--- RECORDS PROVIDED Enclosed Below ---

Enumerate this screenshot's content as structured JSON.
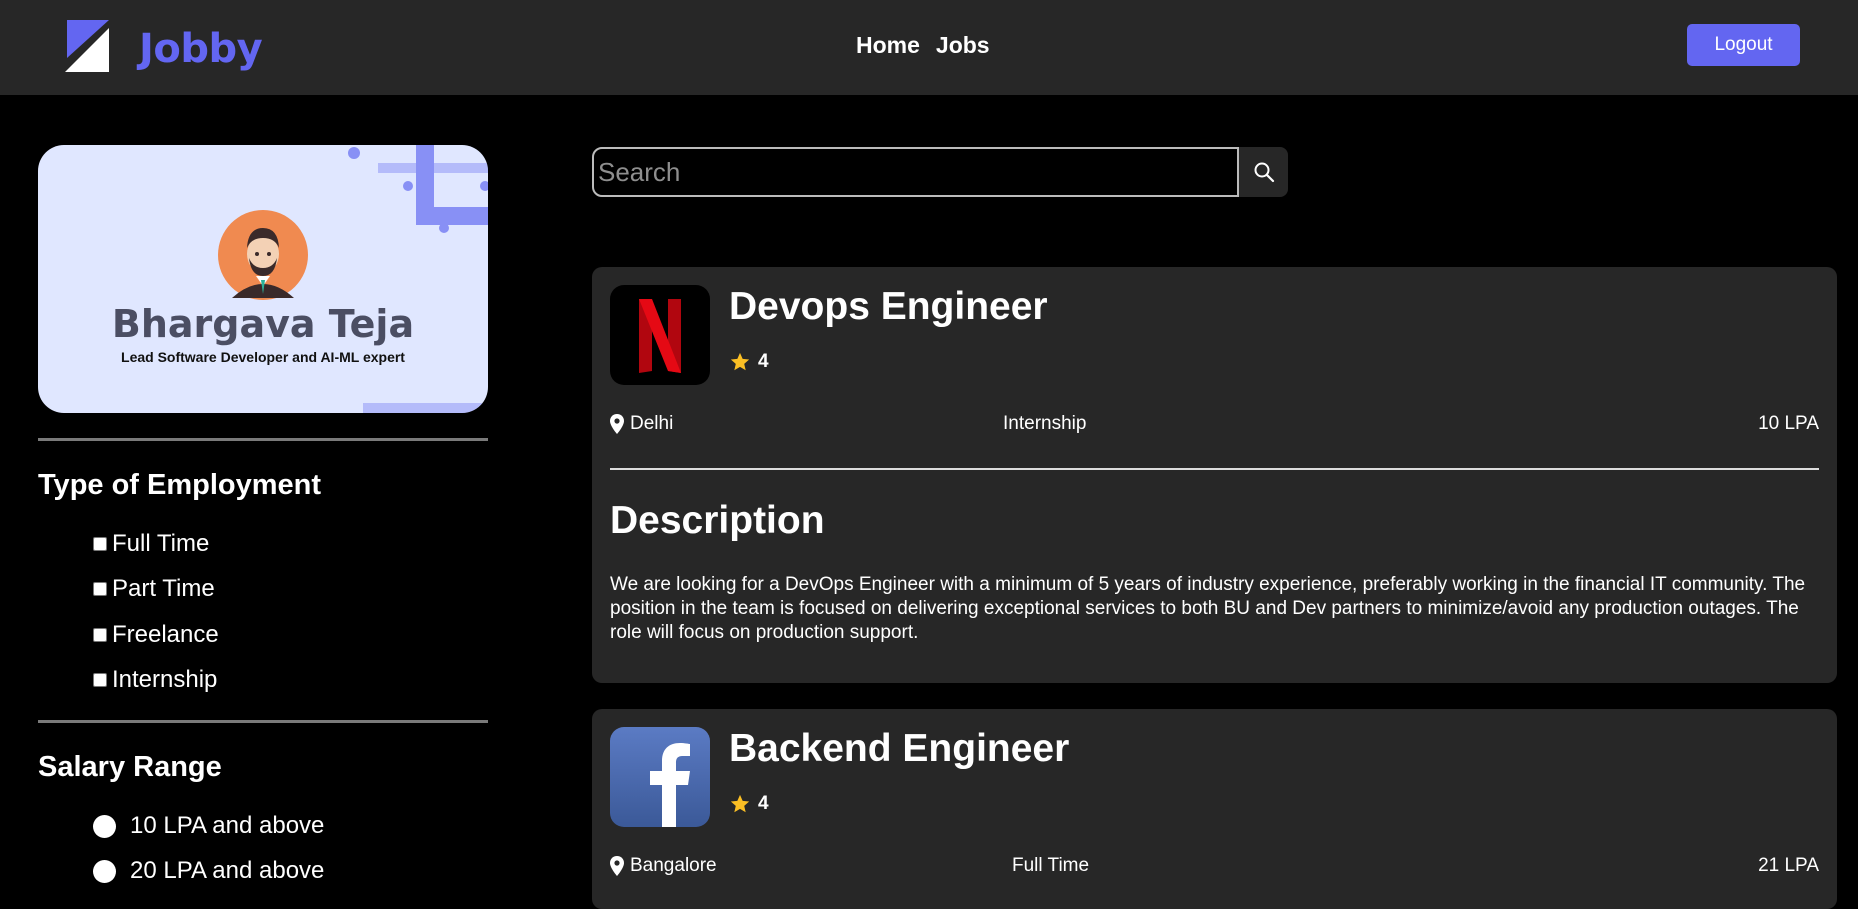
{
  "header": {
    "brand": "Jobby",
    "nav": [
      "Home",
      "Jobs"
    ],
    "logout_label": "Logout"
  },
  "profile": {
    "name": "Bhargava Teja",
    "bio": "Lead Software Developer and AI-ML expert"
  },
  "filters": {
    "employment_title": "Type of Employment",
    "employment_options": [
      "Full Time",
      "Part Time",
      "Freelance",
      "Internship"
    ],
    "salary_title": "Salary Range",
    "salary_options": [
      "10 LPA and above",
      "20 LPA and above"
    ]
  },
  "search": {
    "placeholder": "Search",
    "value": ""
  },
  "jobs": [
    {
      "title": "Devops Engineer",
      "company": "Netflix",
      "logo_icon": "netflix-logo",
      "rating": "4",
      "location": "Delhi",
      "employment_type": "Internship",
      "package": "10 LPA",
      "description_title": "Description",
      "description": "We are looking for a DevOps Engineer with a minimum of 5 years of industry experience, preferably working in the financial IT community. The position in the team is focused on delivering exceptional services to both BU and Dev partners to minimize/avoid any production outages. The role will focus on production support."
    },
    {
      "title": "Backend Engineer",
      "company": "Facebook",
      "logo_icon": "facebook-logo",
      "rating": "4",
      "location": "Bangalore",
      "employment_type": "Full Time",
      "package": "21 LPA"
    }
  ],
  "colors": {
    "accent": "#6366f1",
    "header_bg": "#272727",
    "card_bg": "#272727",
    "page_bg": "#000000",
    "star": "#fbbf24",
    "profile_bg": "#e0e7ff"
  }
}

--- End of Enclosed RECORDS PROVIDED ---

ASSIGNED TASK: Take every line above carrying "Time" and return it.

RESPONSE BELOW:
      "Full Time",
      "Part Time",
      "employment_type": "Full Time",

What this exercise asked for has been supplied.